    Most bulletproof hosts which allow music, video, and software to be illegally shared online are located in China, where criminals are able to take advantage of low costs and legal loopholes to avoid prosecution; despite officials in Beijing talking in tough terms about computer crime — hacking potentially carries a death sentence in China — the authorities rarely cooperate with other countries to take action against hi-tech criminals; as a result, just a handful of firms in China are responsible for hosting thousands of criminal enterprises online; one example: more than 22,000 Web sites which sent pharmaceutical spam were hosted by six bulletproof servers in China

  • New techniques to strengthen the security of information systems
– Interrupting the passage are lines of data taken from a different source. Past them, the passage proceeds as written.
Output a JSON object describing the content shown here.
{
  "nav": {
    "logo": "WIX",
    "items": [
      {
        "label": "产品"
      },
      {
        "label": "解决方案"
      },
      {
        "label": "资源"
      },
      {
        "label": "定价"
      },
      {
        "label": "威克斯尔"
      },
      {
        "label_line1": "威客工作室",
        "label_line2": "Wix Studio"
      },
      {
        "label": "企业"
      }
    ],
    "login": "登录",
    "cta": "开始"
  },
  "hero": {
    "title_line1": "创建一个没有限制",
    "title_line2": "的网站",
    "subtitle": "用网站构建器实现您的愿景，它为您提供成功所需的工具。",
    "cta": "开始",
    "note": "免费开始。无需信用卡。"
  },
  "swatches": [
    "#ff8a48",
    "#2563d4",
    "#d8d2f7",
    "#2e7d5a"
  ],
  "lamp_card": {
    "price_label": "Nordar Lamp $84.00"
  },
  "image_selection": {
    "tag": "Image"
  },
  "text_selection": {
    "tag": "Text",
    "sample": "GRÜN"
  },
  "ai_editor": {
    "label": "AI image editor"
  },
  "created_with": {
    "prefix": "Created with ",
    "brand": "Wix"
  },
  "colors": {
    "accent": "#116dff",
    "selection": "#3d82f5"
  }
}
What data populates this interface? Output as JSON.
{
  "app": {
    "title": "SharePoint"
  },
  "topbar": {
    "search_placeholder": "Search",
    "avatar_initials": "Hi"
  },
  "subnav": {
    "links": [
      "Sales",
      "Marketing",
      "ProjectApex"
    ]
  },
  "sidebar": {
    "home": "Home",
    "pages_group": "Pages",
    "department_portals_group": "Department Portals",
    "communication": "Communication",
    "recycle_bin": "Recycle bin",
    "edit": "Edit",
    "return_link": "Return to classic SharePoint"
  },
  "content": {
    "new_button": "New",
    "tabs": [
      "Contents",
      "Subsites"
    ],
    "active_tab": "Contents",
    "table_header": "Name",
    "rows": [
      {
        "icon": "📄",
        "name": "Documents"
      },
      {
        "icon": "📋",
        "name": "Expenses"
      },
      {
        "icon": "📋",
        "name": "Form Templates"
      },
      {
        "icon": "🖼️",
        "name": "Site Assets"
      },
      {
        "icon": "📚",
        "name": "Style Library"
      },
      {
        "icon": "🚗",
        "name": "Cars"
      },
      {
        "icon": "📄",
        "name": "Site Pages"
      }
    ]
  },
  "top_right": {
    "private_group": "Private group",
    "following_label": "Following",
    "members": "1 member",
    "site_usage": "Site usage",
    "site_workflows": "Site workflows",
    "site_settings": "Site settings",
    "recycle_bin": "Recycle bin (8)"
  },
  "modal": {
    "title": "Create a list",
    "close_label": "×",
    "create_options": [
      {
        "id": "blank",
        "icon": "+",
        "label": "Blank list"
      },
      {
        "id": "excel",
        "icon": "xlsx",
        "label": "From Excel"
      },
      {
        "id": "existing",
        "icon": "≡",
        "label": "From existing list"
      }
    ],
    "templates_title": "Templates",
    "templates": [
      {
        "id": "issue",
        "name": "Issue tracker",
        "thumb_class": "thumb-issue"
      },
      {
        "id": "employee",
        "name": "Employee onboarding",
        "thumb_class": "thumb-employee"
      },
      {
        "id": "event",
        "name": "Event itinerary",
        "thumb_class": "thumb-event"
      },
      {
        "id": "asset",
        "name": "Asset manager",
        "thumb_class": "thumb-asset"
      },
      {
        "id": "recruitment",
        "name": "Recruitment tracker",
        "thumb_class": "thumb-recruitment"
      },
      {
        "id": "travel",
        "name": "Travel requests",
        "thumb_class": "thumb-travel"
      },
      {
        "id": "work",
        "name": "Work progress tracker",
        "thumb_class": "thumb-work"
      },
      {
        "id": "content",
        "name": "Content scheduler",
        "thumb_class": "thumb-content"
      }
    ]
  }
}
    Highly developed societies rely more and more on information systems to maintain and enhance their economic vitality, societal welfare, and military effectiveness; as data are exchanged between various users, there is a danger that information could be released to unauthorized parties; the ability to guarantee secure information flow is becoming more critical as government and industry push toward increasingly complex information systems in many areas; K-State computer scientists are developing high-level policy languages and verification techniques to strengthen the security and integrity of such systems

  • Symantec issues South Africa cybercrime warning

    Crime is not new to South Africa, but cybercrime is; broadband rollouts and World Cup creating “perfect storm” for cyber criminals

  • 2010: Topics for homeland security discussion

    The only thing we can say for sure about 2010 is terrorists, criminals, and mother nature will surprise us at some point during 2010; still, based on what we do know, we offer a short list of topics we predict will dominate the homeland security discussion in the coming year – from whole-body scanners to 100 percent air cargo screening to social Web sites to communication interoperability to the consequences of climate change (or is there a climate change?)

  • Obama to name Howard Schmidt as cybersecurity coordinator

    Howard Schmidt chosen as the White House cybersecurity coordinator; Schmidt, a former Bush White House official, will coordinate cybersecurity policy across the federal government, from the military to civilian agencies; questions remain as to whether his authority will be commensurate with the responsibilities he assumes